Rage in Heaven Reviews

  • Aug 28, 2012

    good melodrama and early berman

    good melodrama and early berman

  • May 14, 2010

    (First and only viewing - 5/14/2010)

    (First and only viewing - 5/14/2010)

  • Oct 29, 2009

    This film is a somewhat overheated little film noir. Montgomery apparently did not want to make the film and so decided not to act, only reading his lines. As a result, his character is a rather dull concoction, generally unlikable, and obviously unstable. Why either Stella or Ward are so dedicated to him is beyond me. Juxtaposing his woodenness to Ingrid Bergman's passion and Sanders's charm, the film actually comes off quite well. It picks up in the last twenty-five minutes. The most affecting scenes belong to the two actors who actually gave a damn and tried to give performances. Montgomery tends to bore me anyways, so it's no wonder that as the relationship between Stella and Ward grows, his character recedes. Sanders and Bergman really are the reason to watch this. Sanders is an incredibly likable, honest fellow, dedicated and pained by his love for his best friend's wife. He really was a better actor than many of his roles suggest. Shame he never really got a chance to give a great dramatic performance, relegated as he was to leading man status in B programmers, or villainous/secondary status in A pictures. Damn, George Sanders was a good looking young man! Bergman, as usual, is simply lovely. Her turn from Phillip to Ward is completely understandable, essentially the movement from a mother-like dedication to a disturbed man to honest love with a good man. There's something in the love triangle that has it's roots in masculine dialectic, from the 'sick', almost feminized love of Phillip to the true, masculinized love of Ward. Not a surprising film, or a great one, but has some tense moments and excellent performances by two out of three exceptional actors.

    This film is a somewhat overheated little film noir. Montgomery apparently did not want to make the film and so decided not to act, only reading his lines. As a result, his character is a rather dull concoction, generally unlikable, and obviously unstable. Why either Stella or Ward are so dedicated to him is beyond me. Juxtaposing his woodenness to Ingrid Bergman's passion and Sanders's charm, the film actually comes off quite well. It picks up in the last twenty-five minutes. The most affecting scenes belong to the two actors who actually gave a damn and tried to give performances. Montgomery tends to bore me anyways, so it's no wonder that as the relationship between Stella and Ward grows, his character recedes. Sanders and Bergman really are the reason to watch this. Sanders is an incredibly likable, honest fellow, dedicated and pained by his love for his best friend's wife. He really was a better actor than many of his roles suggest. Shame he never really got a chance to give a great dramatic performance, relegated as he was to leading man status in B programmers, or villainous/secondary status in A pictures. Damn, George Sanders was a good looking young man! Bergman, as usual, is simply lovely. Her turn from Phillip to Ward is completely understandable, essentially the movement from a mother-like dedication to a disturbed man to honest love with a good man. There's something in the love triangle that has it's roots in masculine dialectic, from the 'sick', almost feminized love of Phillip to the true, masculinized love of Ward. Not a surprising film, or a great one, but has some tense moments and excellent performances by two out of three exceptional actors.
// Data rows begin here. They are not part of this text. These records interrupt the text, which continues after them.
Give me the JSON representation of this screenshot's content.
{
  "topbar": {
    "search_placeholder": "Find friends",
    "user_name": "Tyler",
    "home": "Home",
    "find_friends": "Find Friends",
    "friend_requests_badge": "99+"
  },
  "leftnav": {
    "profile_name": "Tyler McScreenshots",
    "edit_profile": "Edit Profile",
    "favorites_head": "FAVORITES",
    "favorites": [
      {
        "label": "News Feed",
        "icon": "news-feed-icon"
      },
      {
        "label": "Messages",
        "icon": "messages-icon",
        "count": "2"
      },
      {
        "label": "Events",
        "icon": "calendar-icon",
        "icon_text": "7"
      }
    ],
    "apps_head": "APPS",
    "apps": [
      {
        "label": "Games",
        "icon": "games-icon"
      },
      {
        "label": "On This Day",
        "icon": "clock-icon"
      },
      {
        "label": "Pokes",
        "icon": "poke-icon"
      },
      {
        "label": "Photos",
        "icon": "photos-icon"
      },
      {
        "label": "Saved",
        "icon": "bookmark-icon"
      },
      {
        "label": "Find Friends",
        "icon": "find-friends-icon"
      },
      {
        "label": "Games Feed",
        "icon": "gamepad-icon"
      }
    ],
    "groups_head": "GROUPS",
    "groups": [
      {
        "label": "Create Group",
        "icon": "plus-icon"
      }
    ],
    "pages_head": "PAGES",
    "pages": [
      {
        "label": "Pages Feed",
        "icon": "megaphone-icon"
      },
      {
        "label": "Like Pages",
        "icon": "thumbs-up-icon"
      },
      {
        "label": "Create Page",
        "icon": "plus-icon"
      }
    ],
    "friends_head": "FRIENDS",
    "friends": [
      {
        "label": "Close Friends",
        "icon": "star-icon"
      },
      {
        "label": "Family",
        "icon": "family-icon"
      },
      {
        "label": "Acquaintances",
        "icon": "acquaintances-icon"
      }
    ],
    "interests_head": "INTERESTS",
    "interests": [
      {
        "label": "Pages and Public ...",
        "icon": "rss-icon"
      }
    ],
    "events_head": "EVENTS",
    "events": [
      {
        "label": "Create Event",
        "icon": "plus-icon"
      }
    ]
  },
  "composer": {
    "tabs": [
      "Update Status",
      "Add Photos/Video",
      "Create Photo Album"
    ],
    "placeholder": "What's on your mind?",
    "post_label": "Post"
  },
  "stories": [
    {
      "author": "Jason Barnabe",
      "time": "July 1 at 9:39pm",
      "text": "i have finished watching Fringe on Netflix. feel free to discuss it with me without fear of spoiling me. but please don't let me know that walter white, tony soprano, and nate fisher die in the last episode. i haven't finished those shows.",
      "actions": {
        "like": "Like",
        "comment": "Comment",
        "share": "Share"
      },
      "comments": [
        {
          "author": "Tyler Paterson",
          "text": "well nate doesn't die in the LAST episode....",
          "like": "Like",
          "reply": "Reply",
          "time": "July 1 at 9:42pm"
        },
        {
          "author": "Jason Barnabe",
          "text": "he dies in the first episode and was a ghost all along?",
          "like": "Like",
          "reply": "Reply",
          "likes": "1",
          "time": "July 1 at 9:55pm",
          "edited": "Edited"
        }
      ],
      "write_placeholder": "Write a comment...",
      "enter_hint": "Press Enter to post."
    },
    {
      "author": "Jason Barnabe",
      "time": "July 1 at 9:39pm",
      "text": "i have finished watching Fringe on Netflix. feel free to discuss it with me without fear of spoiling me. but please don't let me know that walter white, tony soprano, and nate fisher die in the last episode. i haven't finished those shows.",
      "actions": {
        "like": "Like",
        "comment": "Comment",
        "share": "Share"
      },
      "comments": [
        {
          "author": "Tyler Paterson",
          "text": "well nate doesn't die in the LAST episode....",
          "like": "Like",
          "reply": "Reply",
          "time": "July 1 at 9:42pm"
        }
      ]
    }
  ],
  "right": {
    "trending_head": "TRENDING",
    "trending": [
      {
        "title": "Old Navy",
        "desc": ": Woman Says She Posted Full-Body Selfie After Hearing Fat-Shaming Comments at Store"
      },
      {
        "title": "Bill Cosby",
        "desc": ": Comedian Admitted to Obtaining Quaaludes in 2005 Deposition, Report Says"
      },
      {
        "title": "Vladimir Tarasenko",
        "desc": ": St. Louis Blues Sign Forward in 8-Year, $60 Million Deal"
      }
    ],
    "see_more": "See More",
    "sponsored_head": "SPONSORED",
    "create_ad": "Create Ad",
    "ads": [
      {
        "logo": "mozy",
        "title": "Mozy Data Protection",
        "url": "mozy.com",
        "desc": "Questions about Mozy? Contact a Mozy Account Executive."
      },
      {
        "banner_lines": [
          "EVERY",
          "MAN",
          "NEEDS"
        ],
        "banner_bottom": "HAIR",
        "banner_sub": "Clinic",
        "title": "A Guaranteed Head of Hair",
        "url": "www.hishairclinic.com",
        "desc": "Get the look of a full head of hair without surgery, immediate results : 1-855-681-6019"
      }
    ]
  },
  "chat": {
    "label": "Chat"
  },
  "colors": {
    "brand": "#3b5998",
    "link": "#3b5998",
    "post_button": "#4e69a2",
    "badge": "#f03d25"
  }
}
  • May 13, 2009

    I really like this film a lot. I always forget how much until I put it in the VCR. It's not a great movie, but it has a pretty original premise for a thriller at the time, and it's kind of amazing that it was made during such strict code enforcement. Montgomery, who didn't want to do to movie in the first place, decided he wasn't even going to try. Well, if this is him not trying, then I guess it's proof of what an amazing actor he really was, because it's still a really good and eerie performance.

    I really like this film a lot. I always forget how much until I put it in the VCR. It's not a great movie, but it has a pretty original premise for a thriller at the time, and it's kind of amazing that it was made during such strict code enforcement. Montgomery, who didn't want to do to movie in the first place, decided he wasn't even going to try. Well, if this is him not trying, then I guess it's proof of what an amazing actor he really was, because it's still a really good and eerie performance.

  • Dec 18, 2008

    Ingrid Bergman is about the only thing this movie has going for it; her performance actually had some life to it. Montgomery had no depth of character at all, and there was no chemistry between Sanders and Bergman.

    Ingrid Bergman is about the only thing this movie has going for it; her performance actually had some life to it. Montgomery had no depth of character at all, and there was no chemistry between Sanders and Bergman.